Top Tip: Everything you need to know before hiking through the Berembun rainforest

A visit to Malaysia would not be complete without exploring some dark green rainforests and being less than 2 hours drive from central Kuala Lumpur, the Berembun rainforest is the perfect place for escaping the hustle and bustle of the city and reconnecting with nature.

The Berembun Forest Reserve lies within the Malaysian state of Negeri Sembilan and sits on the outskirts of Seremban – a small city with a population of just over 600 000. Covering over 4000 acres of virgin rainforest, Berembun was officially made a protected forest reserve in 1910 as it benefits from a high average annual rainfall and is still today one of Seremban’s most important water catchment areas.

As with all rainforests, venturing into the dark deep green all by yourself is not advised. Many of the lodges, hotels and forest retreats built on the Berembun’s doorstep offer guided walks and even overnight camping trips. As we were staying at The Dusun, a small eco resort and durian farm only a 20 minute walk from the official forest reserve entrance, we got to experience all the delights and surprises of the rainforest under the watchful eye of an experienced guide. If you would like to read more about The Dusun and how to book your stay, please click here.

Before you even think about setting foot in the reserve, cover every inch of yourself in eco-friendly insect repellent as mosquitoes in the Berembun Forest Reserve are very, very thirsty. The paths, streams and rivers are also crawling with leeches, so wear long socks and check your legs regularly. Even though they are absolutely disgusting and almost impossible to get off, they are harmless for the most part. Pack at least 2 liters of water to replace everything you will be sweating out and wear sensible hiking boots or trainers as it is muddy, slippery, hilly and generally ankle breaker territory. Lastly, pack your camera, even if it is rainy and you need to wrap it in a plastic bag. The rainforest is decorated with the most fantastic details and you are going to want to capture the unique fauna and flora of this area.

Once inside the reserve, almost invisible and completely overgrown footpaths lead you further into the muddy abyss. Keep talking to a minimum and walk as quietly as you can to give yourself the best chance to spot some local forest residents, including white handed gibbons, macaques, wild boars, lesser mouse deer, tapirs and little common tree shrews jumping high up between the branches. Due to deforestation in the surrounding area and general urbanisation, Malayan tigers, currently listed in the IUCN Red List as Critically Endangered, have sadly not been seen in the Berembun Forest Reserve for many years.

Up in the tall trees, Berembun is also home to hundreds of bird species, but non as vocal as the Asian Koel. Ferns, flowers and other flora cover the forest floor and keep your eyes open all the times for frogs, bats, butterflies, millipedes and even snakes! The forest floor is literally teeming with creepy crawlies waiting to be unearthed, inspected and photographed. Naturalists and researchers have in recent years flocked to this largely unexplored rainforest with the hopes of discovering new and exciting species.

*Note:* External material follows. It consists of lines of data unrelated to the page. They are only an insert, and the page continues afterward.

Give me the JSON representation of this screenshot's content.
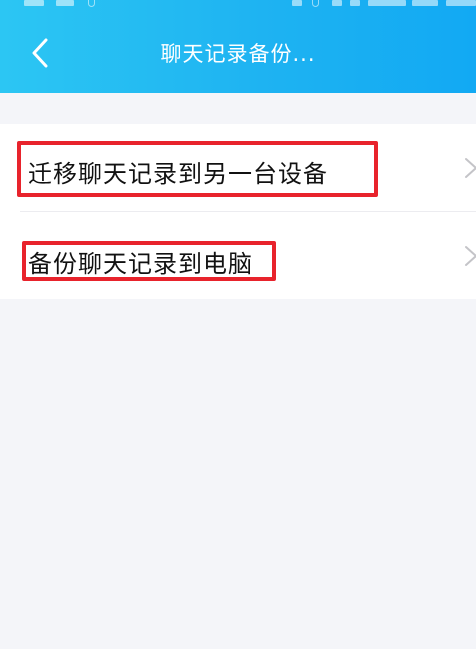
{
  "header": {
    "title": "聊天记录备份...",
    "back_icon": "chevron-left-icon"
  },
  "menu": {
    "items": [
      {
        "label": "迁移聊天记录到另一台设备",
        "icon": "chevron-right-icon"
      },
      {
        "label": "备份聊天记录到电脑",
        "icon": "chevron-right-icon"
      }
    ]
  },
  "colors": {
    "header_start": "#2cc6f3",
    "header_end": "#12a9f3",
    "highlight": "#e8232c",
    "background": "#f4f5f9"
  }
}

One of the most popular treks in the Berembun rainforest leads hikers past brooks trickling down the mossy slopes, over small rivers via fallen tree trunks, over large granite boulders and finally to a tiered waterfall where the Batang Penar river gushes into a large rock pool where you can swim and explore under the lush rainforest canopy. You can also hike to the wreck of a British Royal Air Force aircraft that crashed in the forest in 1945 or make the incredible effort to hike to the summet of Gunung Berembun at 1014m above sea level.

Pristine for the most part, Berembun Forest Reserve has sadly not escaped the hand of man. Plastic bottles, sweet wrappers, broken hiking boots and a few lost socks dot the forest floor and guides are both picking up litter as well as asking visitors to respect the area and to only leave footprints. Illegal logging and general deforestation are other serious threats to the area. Thousands of hectares of virgin rainforest is cleared every year to make room for plantation ‘forests’ where mono-culture estates of rubber, latex, durian and oil palm are grown.

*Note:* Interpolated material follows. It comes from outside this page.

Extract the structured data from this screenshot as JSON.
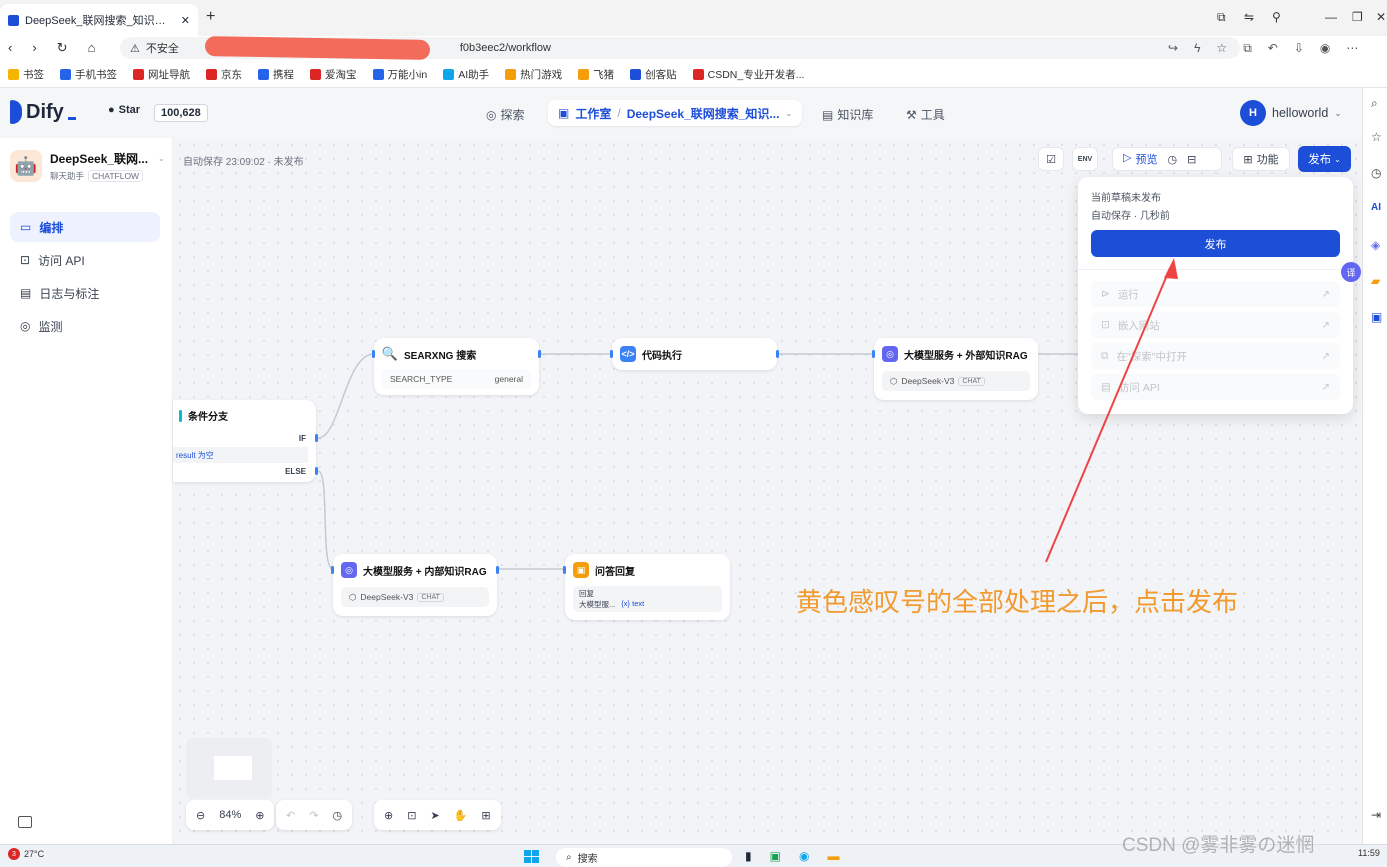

Note: All details are correct at the time of publication. Please check with local tour operators or guides regarding hiking tours in the reserve, as it may close during certain times of the year. I hope this guide helps you explore the breathtaking natural beauty of this rainforest and if you would like to see more pictures of my travels, follow me on Instagram at @luzanne_f.